GIVEN ENTRIES below:

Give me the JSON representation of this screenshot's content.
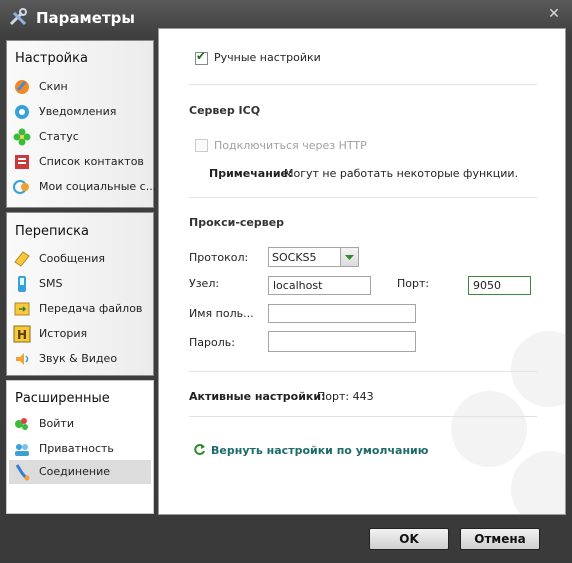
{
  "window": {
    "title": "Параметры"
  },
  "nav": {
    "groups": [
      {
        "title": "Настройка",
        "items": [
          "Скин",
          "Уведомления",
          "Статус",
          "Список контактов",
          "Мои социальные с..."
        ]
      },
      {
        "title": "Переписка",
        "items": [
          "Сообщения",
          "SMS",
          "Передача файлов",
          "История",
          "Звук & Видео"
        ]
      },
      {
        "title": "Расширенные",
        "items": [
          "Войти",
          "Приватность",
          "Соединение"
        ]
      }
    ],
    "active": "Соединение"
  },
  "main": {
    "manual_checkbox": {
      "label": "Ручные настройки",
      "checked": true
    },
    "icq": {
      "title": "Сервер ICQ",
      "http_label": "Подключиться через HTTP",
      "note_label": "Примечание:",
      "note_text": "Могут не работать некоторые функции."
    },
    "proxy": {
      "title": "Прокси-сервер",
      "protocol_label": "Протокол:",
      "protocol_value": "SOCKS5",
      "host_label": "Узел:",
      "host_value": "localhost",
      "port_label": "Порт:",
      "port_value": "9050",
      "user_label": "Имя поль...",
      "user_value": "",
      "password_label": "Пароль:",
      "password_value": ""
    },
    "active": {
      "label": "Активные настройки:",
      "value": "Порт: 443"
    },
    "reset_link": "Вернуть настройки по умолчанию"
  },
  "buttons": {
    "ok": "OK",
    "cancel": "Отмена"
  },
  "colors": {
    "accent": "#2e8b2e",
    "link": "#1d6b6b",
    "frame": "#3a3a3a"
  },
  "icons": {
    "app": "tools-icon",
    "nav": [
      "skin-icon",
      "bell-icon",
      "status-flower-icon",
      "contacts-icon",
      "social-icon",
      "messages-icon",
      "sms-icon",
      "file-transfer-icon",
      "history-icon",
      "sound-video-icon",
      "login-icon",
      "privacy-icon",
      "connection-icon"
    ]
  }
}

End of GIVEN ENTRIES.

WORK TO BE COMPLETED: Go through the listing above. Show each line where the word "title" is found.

YOUR RESPONSE:
    "title": "Параметры"
        "title": "Настройка",
        "title": "Переписка",
        "title": "Расширенные",
      "title": "Сервер ICQ",
      "title": "Прокси-сервер",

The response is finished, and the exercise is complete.